Donald Trump comfortably defeated his Republican presidential rivals on Saturday in South Carolina’s GOP primary.
Trump’s resounding victory isn’t simply a boon to his prospects for winning the Republican presidential nomination, an outcome once thought impossible that is looking increasingly more plausible. It is also an embarrassing repudiation of conservative orthodoxy that has dominated Republican politics for decades. It suggests that the party’s intellectual leaders, who organized the base around the National Review/Weekly Standard consensus — small government, free trade, pro-Israel, deregulation, low taxes, social conservatism and an aggressive foreign policy — have been generals of a phantom army.
The troops, instead, are marching with Trump, who bested his rivals in South Carolina by campaigning against nearly everything the Bush family, the Republican Party and neoconservatives who supported military interventions advocated for. Among his many breaks with the elite consensus, Trump declared that former President George W. Bush had lied about weapons of mass destruction to march the country to war; blamed Bush for the 9/11 attacks, arguing that he ignored intelligence community warnings; defended Planned Parenthood; boasted that he was the only Republican who would not cut Social Security or Medicare; said he approved of the individual mandate in Obamacare; and promised to slap onerous tariffs on companies who outsource jobs.

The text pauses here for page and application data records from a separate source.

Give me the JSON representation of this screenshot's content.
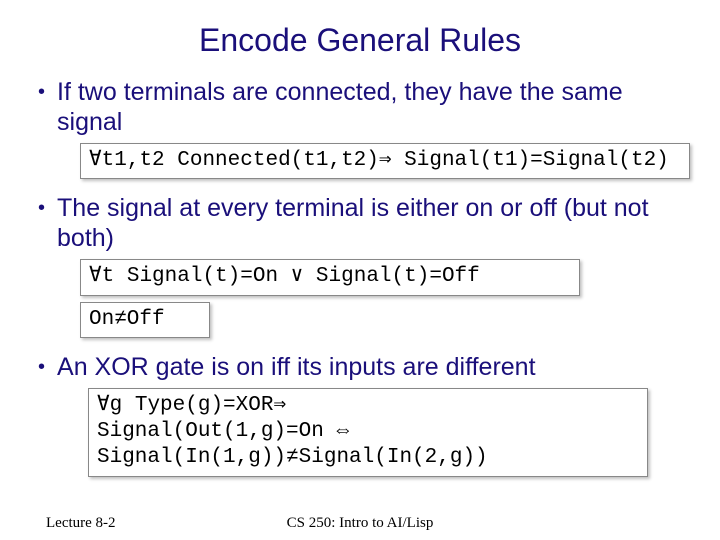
{
  "title": "Encode General Rules",
  "bullets": [
    "If two terminals are connected, they have the same signal",
    "The signal at every terminal is either on or off (but not both)",
    "An XOR gate is on iff its inputs are different"
  ],
  "formulas": {
    "f1": "∀t1,t2 Connected(t1,t2)⇒ Signal(t1)=Signal(t2)",
    "f2": "∀t Signal(t)=On ∨ Signal(t)=Off",
    "f3": "On≠Off",
    "f4": "∀g Type(g)=XOR⇒\nSignal(Out(1,g)=On ⇔\nSignal(In(1,g))≠Signal(In(2,g))"
  },
  "footer": {
    "left": "Lecture 8-2",
    "center": "CS 250: Intro to AI/Lisp"
  }
}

And where Washington and New York-based GOP leaders pledge outreach to immigrants, moderate Muslims and other minorities, the reality TV star plays more overt racial politics than any national candidate since George Wallace. Trump’s brand of nativist, nationalist isolationism marked the path to victory. Rival candidate Jeb Bush is a dead man.